▸ INPUT MATERIAL
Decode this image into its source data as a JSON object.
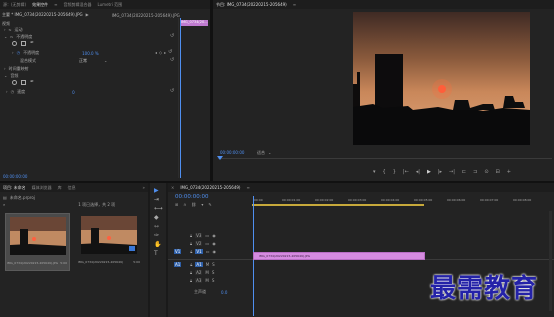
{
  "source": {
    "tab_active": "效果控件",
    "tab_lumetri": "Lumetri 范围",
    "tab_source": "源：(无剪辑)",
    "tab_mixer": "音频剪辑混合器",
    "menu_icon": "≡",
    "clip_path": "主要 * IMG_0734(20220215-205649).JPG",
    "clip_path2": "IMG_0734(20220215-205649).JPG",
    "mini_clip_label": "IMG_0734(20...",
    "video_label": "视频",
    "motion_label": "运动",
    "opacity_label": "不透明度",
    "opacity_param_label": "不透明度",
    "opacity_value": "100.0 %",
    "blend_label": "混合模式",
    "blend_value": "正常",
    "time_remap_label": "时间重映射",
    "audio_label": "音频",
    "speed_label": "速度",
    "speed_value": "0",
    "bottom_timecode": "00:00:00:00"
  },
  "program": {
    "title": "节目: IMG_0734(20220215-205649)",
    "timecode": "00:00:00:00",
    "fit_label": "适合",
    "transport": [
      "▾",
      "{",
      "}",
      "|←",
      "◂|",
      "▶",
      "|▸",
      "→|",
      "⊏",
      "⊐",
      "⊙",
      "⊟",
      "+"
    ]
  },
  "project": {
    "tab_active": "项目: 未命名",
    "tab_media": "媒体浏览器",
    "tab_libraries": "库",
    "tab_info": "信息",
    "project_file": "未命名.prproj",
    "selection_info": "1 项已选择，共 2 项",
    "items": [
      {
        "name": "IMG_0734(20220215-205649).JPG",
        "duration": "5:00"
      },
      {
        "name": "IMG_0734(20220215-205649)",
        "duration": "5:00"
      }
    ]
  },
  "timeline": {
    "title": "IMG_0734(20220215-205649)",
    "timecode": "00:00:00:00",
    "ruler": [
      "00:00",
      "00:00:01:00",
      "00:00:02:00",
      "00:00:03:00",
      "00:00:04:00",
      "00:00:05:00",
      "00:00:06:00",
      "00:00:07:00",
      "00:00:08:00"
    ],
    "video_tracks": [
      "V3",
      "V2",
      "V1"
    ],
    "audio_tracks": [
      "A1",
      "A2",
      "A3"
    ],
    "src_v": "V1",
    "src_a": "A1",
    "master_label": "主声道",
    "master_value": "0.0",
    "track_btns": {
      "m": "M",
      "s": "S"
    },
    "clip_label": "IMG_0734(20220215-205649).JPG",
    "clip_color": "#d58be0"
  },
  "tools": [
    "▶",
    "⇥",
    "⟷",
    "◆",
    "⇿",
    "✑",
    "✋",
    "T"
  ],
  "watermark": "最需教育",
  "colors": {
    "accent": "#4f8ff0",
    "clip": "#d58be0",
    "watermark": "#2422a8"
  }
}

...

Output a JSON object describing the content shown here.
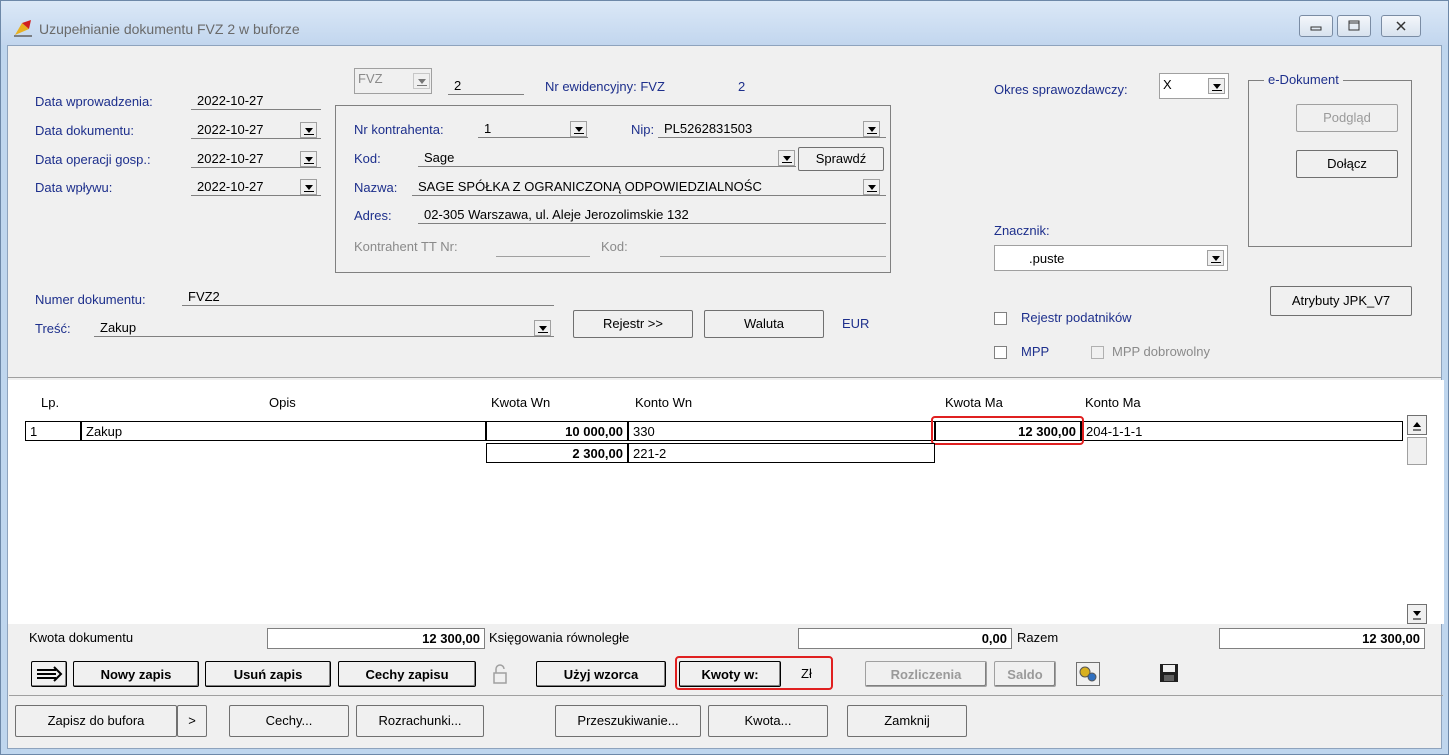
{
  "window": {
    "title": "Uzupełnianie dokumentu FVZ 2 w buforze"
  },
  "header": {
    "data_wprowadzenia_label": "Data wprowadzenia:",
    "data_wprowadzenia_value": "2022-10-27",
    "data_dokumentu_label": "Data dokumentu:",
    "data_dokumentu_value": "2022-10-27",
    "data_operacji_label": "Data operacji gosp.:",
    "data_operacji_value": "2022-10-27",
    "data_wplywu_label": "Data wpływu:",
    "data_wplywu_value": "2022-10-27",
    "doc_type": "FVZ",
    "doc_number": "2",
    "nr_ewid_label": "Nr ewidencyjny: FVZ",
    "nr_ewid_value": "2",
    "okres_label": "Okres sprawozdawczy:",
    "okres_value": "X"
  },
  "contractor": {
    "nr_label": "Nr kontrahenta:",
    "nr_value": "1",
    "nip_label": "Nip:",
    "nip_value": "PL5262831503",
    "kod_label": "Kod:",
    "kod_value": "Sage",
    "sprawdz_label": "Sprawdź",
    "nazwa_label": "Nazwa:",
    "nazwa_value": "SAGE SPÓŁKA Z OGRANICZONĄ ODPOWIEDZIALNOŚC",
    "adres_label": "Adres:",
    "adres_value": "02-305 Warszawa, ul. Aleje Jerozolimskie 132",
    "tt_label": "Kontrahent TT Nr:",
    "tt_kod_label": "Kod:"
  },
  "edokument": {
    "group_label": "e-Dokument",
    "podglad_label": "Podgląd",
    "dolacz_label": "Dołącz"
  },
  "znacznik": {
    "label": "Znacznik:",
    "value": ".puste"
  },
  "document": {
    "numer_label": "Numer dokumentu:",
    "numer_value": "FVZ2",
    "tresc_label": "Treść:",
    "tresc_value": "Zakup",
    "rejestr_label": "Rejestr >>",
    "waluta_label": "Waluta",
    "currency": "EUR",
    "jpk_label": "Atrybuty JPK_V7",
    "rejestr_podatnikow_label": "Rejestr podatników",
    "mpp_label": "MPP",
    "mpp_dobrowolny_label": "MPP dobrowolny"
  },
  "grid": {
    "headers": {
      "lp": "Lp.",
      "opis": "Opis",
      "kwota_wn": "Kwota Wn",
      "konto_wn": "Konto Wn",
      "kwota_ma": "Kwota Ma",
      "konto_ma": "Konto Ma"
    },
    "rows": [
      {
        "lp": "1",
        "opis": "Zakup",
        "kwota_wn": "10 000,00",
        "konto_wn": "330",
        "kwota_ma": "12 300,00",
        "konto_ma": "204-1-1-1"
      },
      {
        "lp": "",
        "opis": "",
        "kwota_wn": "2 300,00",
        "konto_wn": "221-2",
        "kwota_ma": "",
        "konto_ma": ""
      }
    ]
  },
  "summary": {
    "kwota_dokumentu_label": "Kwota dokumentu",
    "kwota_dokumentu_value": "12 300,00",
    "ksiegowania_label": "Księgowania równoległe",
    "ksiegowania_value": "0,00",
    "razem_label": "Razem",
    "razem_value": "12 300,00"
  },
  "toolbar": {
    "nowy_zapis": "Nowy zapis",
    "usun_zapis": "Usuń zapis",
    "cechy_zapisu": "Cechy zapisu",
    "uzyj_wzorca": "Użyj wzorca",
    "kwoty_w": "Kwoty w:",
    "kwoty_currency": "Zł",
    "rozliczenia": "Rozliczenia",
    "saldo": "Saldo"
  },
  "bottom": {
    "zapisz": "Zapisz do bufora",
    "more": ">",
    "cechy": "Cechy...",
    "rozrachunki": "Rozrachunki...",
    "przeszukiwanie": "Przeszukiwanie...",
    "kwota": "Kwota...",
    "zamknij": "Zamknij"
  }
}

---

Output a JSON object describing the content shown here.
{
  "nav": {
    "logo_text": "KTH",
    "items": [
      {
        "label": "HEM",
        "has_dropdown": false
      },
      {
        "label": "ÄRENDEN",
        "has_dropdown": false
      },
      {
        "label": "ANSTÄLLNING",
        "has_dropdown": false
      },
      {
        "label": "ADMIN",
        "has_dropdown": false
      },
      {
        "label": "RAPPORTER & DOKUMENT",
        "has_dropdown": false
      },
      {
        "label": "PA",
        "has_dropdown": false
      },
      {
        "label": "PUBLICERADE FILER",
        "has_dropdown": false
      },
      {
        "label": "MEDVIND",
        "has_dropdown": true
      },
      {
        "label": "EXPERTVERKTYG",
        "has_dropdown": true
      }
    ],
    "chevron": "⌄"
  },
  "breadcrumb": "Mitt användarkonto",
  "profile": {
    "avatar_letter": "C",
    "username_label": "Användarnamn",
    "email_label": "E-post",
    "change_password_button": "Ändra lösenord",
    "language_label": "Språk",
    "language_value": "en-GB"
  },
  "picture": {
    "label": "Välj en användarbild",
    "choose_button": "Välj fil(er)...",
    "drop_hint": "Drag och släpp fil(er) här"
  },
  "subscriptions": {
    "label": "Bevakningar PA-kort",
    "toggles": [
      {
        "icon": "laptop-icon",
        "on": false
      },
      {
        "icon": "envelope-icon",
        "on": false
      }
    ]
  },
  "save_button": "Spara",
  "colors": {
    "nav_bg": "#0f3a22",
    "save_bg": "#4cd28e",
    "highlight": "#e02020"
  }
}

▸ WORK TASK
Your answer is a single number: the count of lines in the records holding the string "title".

▸ EXERCISE ANSWER
3